**What you will do**.
Every line containing the word "gmail" must be pulled from the records.

[Recorded data]
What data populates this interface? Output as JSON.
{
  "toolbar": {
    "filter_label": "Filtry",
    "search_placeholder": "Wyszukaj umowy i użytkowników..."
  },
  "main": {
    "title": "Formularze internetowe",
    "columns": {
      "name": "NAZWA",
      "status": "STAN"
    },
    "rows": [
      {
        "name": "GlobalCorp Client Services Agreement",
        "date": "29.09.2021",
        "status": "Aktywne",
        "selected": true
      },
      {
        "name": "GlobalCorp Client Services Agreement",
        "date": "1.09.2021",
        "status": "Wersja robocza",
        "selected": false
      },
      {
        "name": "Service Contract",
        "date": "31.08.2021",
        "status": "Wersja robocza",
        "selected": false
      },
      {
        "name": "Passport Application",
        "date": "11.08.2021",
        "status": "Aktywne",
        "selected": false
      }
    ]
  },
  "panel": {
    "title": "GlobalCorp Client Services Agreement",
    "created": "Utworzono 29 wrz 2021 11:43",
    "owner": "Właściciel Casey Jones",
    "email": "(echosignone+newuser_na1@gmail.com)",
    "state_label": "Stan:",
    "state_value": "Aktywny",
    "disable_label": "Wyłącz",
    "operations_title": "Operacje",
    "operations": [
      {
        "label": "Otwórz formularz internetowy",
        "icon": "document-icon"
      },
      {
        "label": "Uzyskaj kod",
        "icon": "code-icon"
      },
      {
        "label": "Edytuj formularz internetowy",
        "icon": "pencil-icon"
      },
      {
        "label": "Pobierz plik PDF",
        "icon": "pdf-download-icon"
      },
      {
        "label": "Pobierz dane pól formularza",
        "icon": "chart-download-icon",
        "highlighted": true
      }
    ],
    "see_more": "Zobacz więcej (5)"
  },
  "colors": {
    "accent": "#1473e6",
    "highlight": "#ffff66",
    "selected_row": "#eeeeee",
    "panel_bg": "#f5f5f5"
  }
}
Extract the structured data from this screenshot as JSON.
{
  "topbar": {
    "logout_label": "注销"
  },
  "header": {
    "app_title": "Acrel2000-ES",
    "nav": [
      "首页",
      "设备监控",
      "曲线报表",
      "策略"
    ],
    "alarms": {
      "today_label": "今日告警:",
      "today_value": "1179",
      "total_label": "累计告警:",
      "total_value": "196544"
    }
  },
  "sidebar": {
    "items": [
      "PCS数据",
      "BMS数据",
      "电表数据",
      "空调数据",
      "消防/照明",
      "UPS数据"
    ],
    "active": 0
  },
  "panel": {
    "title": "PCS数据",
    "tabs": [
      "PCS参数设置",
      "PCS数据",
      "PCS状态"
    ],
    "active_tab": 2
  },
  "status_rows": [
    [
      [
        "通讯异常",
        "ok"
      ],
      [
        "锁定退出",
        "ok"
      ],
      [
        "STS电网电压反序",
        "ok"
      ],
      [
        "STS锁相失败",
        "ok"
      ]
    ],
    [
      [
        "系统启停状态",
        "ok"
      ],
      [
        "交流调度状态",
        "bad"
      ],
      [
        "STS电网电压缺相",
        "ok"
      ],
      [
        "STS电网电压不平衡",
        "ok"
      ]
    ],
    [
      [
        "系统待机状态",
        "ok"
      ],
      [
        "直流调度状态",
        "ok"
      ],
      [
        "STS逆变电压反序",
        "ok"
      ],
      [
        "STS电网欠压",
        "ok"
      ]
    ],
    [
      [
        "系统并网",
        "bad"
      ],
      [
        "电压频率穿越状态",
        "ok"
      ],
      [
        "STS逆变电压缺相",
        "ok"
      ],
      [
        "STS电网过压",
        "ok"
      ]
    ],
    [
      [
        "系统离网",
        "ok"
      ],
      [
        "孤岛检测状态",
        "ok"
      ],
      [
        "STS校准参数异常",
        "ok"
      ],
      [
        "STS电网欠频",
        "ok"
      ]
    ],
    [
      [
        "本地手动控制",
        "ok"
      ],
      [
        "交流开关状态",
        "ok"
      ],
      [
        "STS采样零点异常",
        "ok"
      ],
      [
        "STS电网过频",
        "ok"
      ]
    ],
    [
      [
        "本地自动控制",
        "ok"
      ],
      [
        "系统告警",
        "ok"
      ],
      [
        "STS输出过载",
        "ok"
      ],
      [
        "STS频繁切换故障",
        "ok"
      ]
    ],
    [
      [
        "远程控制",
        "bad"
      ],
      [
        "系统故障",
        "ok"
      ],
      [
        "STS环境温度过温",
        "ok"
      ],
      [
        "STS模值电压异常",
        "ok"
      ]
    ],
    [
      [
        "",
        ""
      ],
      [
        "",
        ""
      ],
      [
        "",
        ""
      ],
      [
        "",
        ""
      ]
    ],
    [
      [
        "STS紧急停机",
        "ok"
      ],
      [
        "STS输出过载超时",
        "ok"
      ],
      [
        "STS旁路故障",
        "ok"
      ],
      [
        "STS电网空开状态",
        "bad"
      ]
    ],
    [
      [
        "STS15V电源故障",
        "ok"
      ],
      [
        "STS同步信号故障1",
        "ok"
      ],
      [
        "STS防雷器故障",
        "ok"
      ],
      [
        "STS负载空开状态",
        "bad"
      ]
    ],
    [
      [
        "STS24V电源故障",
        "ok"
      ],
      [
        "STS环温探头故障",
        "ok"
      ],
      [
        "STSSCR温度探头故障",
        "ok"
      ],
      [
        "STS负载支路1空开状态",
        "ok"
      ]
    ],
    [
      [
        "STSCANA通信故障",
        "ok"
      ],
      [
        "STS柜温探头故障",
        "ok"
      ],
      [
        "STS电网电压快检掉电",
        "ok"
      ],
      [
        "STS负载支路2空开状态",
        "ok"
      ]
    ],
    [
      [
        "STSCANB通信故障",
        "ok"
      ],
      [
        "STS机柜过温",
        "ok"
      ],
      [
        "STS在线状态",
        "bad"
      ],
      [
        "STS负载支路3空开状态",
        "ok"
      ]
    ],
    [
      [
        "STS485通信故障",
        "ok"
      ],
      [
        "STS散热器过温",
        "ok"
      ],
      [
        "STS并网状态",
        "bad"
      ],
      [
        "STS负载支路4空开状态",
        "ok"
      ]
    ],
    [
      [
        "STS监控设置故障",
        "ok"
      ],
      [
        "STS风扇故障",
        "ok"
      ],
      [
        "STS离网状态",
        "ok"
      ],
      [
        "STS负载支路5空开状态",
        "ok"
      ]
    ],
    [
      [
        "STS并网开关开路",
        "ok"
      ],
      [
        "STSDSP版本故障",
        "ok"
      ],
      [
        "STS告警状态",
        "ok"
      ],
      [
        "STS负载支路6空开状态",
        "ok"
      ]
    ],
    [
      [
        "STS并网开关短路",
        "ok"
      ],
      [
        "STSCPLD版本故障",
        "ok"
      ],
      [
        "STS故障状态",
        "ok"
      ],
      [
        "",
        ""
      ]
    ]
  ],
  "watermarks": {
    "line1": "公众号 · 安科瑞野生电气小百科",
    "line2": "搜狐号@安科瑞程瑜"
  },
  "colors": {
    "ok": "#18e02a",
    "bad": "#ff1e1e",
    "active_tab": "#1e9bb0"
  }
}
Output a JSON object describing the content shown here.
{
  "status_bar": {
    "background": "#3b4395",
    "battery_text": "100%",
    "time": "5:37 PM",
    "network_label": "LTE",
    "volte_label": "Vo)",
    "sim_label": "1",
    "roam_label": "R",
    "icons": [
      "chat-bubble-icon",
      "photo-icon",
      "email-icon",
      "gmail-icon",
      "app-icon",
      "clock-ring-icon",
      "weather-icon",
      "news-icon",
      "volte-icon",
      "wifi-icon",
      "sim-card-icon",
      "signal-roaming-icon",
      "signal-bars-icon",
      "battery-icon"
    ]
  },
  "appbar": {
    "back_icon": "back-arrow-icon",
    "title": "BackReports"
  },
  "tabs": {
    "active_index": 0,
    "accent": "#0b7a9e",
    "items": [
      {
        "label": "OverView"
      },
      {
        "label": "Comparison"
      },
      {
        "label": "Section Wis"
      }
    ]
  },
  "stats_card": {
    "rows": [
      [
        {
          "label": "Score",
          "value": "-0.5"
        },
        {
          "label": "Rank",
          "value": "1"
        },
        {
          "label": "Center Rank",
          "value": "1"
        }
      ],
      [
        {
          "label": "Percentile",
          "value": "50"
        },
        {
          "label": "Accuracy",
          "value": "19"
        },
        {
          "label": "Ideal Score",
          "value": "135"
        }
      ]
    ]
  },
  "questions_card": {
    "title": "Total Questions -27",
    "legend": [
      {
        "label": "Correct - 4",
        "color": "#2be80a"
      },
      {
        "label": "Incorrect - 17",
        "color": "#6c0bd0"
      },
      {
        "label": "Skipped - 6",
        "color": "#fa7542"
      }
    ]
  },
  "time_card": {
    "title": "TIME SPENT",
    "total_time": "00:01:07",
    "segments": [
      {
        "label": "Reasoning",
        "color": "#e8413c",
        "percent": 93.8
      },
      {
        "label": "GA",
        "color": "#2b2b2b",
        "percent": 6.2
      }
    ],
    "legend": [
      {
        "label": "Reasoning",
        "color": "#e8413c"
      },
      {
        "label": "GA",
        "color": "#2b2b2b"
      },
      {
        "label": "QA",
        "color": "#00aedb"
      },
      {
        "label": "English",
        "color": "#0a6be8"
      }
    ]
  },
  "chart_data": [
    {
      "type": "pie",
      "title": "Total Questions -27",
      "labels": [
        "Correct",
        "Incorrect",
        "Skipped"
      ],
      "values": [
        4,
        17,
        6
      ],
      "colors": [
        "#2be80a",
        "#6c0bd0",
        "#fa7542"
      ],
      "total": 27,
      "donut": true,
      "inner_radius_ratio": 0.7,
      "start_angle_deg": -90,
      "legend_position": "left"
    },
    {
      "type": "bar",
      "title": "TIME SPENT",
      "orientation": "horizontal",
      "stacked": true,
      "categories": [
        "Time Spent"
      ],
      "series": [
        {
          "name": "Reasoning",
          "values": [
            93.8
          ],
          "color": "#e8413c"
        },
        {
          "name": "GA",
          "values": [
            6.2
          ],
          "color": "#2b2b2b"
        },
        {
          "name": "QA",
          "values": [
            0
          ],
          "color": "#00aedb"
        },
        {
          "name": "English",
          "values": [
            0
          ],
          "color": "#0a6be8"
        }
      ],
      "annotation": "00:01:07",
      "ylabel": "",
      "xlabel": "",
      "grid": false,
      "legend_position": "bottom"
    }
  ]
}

**Solution for this exercise**.
    "email": "(echosignone+newuser_na1@gmail.com)",
      "gmail-icon",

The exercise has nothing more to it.